Source data:
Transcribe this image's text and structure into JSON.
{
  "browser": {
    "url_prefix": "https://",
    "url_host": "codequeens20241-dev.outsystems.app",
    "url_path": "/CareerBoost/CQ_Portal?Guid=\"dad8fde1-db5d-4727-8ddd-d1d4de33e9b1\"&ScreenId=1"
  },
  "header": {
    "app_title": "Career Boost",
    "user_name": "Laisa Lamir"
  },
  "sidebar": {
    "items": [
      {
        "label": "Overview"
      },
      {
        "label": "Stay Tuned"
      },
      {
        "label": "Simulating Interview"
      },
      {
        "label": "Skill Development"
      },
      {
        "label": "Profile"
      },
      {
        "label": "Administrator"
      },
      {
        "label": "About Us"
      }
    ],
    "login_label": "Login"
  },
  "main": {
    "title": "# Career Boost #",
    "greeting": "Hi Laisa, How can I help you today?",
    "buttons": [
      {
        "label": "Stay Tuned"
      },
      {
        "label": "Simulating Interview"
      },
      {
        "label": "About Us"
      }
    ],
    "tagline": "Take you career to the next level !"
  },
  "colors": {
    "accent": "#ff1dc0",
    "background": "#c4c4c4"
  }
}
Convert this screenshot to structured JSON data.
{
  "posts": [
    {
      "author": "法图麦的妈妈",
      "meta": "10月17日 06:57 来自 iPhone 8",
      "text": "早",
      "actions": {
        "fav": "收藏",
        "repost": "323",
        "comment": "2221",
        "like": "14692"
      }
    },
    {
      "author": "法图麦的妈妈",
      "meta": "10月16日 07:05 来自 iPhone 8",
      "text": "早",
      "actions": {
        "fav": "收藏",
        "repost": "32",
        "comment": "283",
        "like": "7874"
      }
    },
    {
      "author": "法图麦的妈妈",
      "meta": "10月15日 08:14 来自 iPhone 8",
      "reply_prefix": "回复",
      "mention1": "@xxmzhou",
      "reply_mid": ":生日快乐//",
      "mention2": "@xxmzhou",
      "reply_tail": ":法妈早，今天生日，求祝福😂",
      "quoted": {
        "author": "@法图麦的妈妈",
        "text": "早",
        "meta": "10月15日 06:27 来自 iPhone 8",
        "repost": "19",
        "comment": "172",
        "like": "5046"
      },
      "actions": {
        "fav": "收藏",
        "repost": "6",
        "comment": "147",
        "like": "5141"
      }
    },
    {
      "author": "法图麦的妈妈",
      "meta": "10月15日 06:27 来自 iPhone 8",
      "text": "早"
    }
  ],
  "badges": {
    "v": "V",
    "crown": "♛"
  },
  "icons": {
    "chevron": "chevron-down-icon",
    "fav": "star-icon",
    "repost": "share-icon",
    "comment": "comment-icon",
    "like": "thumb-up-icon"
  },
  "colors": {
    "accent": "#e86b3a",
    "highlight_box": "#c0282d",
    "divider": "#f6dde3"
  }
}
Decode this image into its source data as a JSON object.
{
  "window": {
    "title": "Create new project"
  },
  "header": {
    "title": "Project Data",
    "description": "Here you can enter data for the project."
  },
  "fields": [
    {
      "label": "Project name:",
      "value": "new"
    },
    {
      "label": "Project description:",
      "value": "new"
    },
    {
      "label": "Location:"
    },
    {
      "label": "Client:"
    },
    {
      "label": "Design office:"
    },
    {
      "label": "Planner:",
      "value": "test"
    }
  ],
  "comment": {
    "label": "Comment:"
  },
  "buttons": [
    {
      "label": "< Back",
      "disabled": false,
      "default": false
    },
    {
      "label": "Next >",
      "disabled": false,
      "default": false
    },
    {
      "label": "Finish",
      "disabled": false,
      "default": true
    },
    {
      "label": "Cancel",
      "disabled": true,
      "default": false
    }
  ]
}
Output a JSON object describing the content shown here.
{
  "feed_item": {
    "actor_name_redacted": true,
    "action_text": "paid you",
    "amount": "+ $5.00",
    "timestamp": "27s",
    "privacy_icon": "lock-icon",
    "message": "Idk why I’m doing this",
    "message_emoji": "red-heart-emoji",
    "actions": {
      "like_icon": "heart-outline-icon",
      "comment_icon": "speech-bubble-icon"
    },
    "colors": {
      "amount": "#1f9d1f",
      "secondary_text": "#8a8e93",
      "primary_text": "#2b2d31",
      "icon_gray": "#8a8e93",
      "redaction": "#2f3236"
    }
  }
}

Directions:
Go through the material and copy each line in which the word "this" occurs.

Result below:
Transcribe this image's text and structure into JSON.
Convert this screenshot to structured JSON data.
Decode this image into its source data as a JSON object.
    "message": "Idk why I’m doing this",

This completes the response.